Chrome itself is already more powerful than you may give it credit for. Check out this list of 10 new browser features being used by real websites to see just how powerful “the web as platform” is getting.

Chromebook Challenges

You may be thinking that a Chromebook is pretty cool, but so what? You may be thinking that you need to print/use your laptop offline/view local files/play games/run Photoshop. Let’s take a look at how you’d do that on a Chromebook.

Advanced Geekery

If you’re not a geek, you can skip this part. If you are a geek, you’ll want to read this.

Chromebooks actually run Linux. Chrome OS is a stripped-down environment running on Linux—Chrome OS even uses Gentoo Linux’s Portage package management system. While a Chromebook ships in a locked-down state for maximum security, you can enable “developer mode” to do whatever you want with the underlying system. You could install Ubuntu alongside Chrome OS and switch between Ubuntu and Chrome OS with a keystroke, getting a powerful Linux environment with local applications alongside Chrome OS. You could even replace Chrome OS with a standard Linux distribution.

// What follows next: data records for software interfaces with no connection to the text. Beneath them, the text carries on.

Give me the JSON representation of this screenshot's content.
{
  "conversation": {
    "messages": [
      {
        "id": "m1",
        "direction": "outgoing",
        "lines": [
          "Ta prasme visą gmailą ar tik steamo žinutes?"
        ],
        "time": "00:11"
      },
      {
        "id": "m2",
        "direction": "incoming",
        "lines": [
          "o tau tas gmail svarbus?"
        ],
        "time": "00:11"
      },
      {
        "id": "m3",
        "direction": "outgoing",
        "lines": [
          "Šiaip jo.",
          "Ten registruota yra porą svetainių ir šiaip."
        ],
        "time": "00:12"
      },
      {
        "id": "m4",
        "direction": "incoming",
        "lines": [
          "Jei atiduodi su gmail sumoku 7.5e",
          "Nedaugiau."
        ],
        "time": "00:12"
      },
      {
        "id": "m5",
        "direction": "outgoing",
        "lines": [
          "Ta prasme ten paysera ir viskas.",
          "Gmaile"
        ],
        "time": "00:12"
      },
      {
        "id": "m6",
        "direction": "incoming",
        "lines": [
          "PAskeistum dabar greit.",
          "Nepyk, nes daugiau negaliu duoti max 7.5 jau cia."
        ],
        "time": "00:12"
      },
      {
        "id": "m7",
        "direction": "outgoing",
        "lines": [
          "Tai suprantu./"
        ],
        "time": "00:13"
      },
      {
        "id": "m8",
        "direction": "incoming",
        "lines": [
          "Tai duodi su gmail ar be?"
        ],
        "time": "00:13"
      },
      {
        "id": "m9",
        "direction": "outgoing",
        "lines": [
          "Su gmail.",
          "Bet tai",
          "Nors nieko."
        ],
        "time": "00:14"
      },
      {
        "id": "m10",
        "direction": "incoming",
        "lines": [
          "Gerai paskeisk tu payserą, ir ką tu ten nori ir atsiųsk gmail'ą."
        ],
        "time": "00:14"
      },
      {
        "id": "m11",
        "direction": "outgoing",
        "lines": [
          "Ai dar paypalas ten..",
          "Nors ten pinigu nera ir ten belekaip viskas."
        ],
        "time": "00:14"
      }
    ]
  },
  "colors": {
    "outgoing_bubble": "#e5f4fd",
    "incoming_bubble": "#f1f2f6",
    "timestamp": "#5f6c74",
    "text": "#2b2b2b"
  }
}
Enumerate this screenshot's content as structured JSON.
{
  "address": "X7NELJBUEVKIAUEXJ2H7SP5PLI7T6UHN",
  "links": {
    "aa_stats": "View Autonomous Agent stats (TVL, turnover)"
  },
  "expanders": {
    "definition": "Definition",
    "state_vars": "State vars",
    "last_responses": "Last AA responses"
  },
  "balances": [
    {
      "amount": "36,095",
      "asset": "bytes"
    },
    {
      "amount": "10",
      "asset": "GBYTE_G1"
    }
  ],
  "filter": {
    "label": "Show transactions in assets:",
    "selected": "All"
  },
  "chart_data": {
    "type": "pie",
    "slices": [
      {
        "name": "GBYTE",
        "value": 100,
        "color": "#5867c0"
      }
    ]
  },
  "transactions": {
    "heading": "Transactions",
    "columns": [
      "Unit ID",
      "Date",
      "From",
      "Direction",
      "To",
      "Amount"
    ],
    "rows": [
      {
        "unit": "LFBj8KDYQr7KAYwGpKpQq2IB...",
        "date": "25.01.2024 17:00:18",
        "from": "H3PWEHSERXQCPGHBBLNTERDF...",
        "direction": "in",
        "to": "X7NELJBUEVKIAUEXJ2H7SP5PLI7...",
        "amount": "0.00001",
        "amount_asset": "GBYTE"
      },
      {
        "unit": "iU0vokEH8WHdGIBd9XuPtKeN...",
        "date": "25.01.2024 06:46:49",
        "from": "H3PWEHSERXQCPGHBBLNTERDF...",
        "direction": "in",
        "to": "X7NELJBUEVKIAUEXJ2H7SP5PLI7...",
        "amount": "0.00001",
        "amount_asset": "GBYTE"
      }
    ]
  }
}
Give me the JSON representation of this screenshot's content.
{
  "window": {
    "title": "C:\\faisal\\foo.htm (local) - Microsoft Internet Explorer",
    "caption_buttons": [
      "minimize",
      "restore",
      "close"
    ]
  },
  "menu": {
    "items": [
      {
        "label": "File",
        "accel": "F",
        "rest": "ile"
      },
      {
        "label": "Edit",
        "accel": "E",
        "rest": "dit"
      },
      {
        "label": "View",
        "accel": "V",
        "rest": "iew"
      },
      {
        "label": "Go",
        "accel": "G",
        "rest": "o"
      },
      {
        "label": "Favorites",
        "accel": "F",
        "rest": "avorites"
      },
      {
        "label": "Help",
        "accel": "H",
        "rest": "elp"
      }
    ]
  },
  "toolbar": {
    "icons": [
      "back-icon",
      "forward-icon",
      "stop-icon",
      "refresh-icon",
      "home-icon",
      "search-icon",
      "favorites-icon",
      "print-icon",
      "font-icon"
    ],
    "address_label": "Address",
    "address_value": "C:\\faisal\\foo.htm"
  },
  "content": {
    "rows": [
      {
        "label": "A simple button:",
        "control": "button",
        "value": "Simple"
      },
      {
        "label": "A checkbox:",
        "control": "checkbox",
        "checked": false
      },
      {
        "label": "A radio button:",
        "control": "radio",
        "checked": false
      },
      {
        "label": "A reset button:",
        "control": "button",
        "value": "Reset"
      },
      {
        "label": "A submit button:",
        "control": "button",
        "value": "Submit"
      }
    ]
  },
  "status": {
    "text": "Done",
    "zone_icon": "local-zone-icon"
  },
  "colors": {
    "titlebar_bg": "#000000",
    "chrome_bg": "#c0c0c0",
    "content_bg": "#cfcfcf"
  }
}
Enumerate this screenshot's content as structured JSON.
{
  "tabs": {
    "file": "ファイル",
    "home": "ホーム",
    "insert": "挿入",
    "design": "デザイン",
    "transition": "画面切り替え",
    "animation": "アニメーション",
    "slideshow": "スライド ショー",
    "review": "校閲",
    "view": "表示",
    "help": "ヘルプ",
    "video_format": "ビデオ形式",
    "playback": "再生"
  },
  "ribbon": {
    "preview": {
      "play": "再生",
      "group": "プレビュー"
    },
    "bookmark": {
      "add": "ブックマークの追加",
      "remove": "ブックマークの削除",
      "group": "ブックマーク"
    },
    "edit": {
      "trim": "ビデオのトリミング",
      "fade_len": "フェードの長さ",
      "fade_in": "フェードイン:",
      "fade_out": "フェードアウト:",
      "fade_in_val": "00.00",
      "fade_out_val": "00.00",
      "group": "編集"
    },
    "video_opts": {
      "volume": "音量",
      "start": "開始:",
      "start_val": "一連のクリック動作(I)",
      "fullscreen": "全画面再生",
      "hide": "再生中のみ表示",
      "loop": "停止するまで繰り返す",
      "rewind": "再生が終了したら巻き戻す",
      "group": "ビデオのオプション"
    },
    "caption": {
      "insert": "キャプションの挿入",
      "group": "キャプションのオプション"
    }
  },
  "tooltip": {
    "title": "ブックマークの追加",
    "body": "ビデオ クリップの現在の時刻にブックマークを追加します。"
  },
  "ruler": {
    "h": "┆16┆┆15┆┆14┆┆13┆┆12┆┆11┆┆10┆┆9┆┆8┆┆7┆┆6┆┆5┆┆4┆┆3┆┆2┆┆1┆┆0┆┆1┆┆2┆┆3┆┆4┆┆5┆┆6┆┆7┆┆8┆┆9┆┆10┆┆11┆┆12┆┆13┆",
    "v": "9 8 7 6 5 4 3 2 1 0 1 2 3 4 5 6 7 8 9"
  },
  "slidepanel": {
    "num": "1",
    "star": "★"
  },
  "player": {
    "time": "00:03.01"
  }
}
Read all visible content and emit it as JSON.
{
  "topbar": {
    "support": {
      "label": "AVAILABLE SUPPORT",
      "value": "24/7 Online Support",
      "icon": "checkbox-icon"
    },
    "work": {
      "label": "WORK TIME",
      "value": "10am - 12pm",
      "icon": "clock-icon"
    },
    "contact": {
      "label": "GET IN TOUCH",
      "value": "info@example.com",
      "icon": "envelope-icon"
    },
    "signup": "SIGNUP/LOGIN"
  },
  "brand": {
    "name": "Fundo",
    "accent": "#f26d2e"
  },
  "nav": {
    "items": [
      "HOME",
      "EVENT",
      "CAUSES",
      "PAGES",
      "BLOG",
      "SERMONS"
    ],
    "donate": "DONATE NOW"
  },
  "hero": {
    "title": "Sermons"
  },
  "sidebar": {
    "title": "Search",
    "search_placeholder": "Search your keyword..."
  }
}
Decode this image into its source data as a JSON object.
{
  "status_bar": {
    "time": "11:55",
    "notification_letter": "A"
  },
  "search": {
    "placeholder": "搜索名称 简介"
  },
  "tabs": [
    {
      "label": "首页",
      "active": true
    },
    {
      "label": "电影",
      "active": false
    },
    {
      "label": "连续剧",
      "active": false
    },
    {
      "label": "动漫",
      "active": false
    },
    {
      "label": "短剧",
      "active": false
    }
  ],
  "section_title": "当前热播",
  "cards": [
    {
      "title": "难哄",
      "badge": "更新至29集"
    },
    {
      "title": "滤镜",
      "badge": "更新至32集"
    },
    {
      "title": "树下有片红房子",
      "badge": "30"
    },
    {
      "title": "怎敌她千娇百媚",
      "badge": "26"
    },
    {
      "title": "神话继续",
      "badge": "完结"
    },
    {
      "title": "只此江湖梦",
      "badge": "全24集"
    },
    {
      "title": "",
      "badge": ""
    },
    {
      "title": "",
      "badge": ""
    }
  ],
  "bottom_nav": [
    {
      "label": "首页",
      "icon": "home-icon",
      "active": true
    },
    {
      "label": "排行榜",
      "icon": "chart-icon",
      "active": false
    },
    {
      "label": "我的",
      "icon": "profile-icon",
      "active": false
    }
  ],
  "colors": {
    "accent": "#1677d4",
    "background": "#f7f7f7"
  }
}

This makes a Chromebook a much more powerful and open ARM machine than a Windows RT device like Microsoft’s Surface RT, which doesn’t allow you to install desktop applications and has a locked boot loader that prevents you from installing Linux.

What’s more, Chrome OS actually has some surprisingly powerful software available for it—in addition to Chrome Remote Desktop for accessing PCs, the Chrome web store even offers an SSH client. You could use the SSH and remote desktop applications to access everything from remote Linux terminals to Windows desktops on your Chromebook.

Try It Yourself

If you’re curious about Chrome OS, you can play with Chrome OS in VirtualBox. Of course, you won’t really get the same experience that you will when you sit down with an actual Chromebook, just as Windows in a virtual machine isn’t the same as Windows on a touch-enabled physical machine—it’s slower, for one thing.

For all its advantages, a Chromebook really shines as a secondary PC. Many people could get by with a Chromebook 95% of the time, but there’s that 5% of the time when you may want to play a Windows game, use a desktop application, or do something else. If you can embrace the limitations, you may be fine ditching your Windows PC for a Chromebook—but that’s still a pretty drastic step.